= Your assignment =
From the entries below, copy every line that has the word "header".

***** Data extract

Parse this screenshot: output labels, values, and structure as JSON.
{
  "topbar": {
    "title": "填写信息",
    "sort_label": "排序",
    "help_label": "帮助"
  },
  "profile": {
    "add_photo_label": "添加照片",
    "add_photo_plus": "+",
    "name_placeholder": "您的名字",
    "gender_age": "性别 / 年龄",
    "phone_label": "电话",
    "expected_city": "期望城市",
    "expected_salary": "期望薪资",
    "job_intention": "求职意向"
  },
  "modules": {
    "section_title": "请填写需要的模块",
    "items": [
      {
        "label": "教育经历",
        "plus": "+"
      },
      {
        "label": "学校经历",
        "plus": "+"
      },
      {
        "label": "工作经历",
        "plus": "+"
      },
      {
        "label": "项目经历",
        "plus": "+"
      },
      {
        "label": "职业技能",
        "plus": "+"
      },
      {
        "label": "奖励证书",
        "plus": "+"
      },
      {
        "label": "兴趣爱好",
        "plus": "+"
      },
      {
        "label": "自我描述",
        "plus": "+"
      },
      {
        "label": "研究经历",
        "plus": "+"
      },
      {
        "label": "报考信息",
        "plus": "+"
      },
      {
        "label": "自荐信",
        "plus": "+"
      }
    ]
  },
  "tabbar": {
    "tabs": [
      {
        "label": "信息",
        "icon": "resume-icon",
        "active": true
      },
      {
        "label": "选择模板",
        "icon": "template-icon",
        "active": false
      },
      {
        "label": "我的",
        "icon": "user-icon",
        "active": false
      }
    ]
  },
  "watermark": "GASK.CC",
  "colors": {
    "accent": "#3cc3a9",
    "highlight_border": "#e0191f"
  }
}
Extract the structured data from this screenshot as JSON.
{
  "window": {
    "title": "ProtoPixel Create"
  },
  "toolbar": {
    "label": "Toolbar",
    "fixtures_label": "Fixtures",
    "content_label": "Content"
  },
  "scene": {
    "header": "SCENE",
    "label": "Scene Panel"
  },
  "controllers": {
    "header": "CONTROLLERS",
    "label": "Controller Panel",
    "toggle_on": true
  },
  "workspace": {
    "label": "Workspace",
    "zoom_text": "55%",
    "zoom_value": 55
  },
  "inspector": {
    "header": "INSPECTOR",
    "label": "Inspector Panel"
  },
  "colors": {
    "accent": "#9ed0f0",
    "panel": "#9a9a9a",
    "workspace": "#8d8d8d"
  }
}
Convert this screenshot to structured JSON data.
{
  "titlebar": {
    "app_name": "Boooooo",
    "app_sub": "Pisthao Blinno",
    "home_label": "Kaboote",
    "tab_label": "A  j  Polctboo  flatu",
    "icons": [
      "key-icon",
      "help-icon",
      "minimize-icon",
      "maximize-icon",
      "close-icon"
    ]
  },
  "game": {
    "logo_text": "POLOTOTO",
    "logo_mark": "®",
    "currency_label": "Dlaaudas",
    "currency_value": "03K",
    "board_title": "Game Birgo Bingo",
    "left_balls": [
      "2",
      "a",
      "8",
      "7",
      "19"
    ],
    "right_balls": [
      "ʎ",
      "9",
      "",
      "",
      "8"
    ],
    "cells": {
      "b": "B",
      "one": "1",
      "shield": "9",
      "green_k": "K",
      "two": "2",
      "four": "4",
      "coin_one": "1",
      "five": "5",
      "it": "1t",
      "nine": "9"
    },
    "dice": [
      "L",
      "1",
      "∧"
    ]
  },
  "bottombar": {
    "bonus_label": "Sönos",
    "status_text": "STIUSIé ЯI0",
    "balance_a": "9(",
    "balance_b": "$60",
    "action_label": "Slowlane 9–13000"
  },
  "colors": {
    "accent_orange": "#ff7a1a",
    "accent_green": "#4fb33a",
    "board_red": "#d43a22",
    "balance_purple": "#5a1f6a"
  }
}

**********

= Output of the task =
    "header": "SCENE",
    "header": "CONTROLLERS",
    "header": "INSPECTOR",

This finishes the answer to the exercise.